G. Panthi, et al (2021). “Leaching potential of chemical species from real perovskite and silicon solar cells.” Process Safety and Environmental Protection 141, 115-122. https://doi.org/10.1016/j.psep.2020.10.035

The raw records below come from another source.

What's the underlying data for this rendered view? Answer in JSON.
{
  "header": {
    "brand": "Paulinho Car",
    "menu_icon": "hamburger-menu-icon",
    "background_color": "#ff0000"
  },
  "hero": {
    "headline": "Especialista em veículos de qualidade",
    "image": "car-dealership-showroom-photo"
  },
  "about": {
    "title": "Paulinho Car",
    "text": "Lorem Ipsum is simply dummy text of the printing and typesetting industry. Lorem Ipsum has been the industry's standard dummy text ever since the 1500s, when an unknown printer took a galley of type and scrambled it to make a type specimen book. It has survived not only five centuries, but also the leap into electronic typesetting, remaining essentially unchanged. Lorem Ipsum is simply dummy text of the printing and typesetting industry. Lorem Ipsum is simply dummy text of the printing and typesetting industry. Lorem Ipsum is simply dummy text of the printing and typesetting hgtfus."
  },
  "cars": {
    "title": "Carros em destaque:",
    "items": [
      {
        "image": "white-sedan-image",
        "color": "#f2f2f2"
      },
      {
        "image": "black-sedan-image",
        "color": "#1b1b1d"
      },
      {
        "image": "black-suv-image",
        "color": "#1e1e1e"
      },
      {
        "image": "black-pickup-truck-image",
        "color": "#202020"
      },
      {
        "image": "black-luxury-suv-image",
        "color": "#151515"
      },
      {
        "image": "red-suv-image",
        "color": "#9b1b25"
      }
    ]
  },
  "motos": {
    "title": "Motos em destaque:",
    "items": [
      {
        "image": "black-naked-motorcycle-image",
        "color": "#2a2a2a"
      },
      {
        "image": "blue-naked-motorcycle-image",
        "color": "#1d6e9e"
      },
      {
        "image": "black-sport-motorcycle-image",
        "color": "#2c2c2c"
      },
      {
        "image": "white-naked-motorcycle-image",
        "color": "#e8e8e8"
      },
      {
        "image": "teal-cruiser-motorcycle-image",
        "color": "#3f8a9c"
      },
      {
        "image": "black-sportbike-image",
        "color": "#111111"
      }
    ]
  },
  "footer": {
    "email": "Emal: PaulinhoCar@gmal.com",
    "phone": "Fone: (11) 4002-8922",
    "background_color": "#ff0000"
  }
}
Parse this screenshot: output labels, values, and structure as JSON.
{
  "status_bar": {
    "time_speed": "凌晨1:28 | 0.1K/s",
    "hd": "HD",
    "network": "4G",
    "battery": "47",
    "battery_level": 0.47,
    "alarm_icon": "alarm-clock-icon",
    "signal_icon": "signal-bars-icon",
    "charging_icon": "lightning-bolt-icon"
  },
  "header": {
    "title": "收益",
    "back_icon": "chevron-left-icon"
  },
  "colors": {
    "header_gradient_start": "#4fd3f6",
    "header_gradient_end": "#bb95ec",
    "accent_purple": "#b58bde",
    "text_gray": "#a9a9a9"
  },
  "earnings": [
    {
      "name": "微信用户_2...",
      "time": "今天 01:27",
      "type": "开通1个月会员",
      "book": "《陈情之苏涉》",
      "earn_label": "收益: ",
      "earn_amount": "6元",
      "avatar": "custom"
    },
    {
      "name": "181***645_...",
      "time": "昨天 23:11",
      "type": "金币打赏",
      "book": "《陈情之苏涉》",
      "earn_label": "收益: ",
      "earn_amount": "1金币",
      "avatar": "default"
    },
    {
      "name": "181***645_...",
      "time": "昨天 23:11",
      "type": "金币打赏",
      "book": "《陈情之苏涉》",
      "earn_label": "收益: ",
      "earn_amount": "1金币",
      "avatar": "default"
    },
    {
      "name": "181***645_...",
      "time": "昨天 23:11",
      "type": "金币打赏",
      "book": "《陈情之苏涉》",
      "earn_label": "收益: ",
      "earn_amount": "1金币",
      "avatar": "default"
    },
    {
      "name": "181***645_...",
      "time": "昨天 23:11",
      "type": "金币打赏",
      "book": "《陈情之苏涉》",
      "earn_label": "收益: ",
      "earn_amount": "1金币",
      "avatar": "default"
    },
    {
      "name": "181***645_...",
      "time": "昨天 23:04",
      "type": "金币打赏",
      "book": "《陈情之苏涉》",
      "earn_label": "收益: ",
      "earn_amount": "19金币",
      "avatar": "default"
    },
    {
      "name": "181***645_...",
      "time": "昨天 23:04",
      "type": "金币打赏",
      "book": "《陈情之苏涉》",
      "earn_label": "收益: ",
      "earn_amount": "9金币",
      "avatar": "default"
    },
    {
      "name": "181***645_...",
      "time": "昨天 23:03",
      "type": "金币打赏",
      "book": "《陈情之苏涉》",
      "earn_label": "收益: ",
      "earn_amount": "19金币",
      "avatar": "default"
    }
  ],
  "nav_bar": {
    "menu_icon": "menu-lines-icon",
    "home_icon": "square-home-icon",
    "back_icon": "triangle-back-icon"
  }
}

Abstract: Despite their many advantages, solar photovoltaic (PV) cells used for electricity generation can have negative environmental impacts. The chemicals necessary for their fabrication can be released into the environment during their disposal or following damage, such as that from natural disasters. The principle objective of this study was to assess the leaching potential of chemical species, primarily heavy metals, from perovskite solar cells (PSC), monocrystalline (MoSC) silicon solar cells, and polycrystalline (PoSC) silicon solar cells under worst-case natural scenarios. In all cases, real solar cells were used as opposed to the pure component. The toxicity characteristic leaching procedure (TCLP) was used to analyze the leachates from PSCs to determine the concentrations of major component species. The results showed that broken PSCs released Si, Pb, Al, As, and Ni under TCLP conditions; lead, a major component of PSCs, was released at around 1.0 mg/L at a pH of 4.93, from both broken and unbroken PSCs. However, the concentrations of these elements in the leachate were within the toxicity characteristic (TC) limits. Encapsulation of the PSCs inhibited the release of hazardous substances, but did not completely eliminate the release of metals. TCLP results from broken MoSCs revealed that metals leached at relatively high levels: Al: 182 mg/L, Ni: 7.7 mg/L, and Cu: 3.6 mg/L. The results from broken PoSCs indicated the release of 43.9 mg/L of Cu and 6.6 mg/L of Pb, which are higher than the TC limits. These high levels may be attributed to the welding materials used on the rear side of crystalline-Si (c-Si) solar cells. This study identifies the importance of encapsulating PSCs and the welding materials on the rear side of c-Si solar cells to minimize the release of toxic substances into the environment.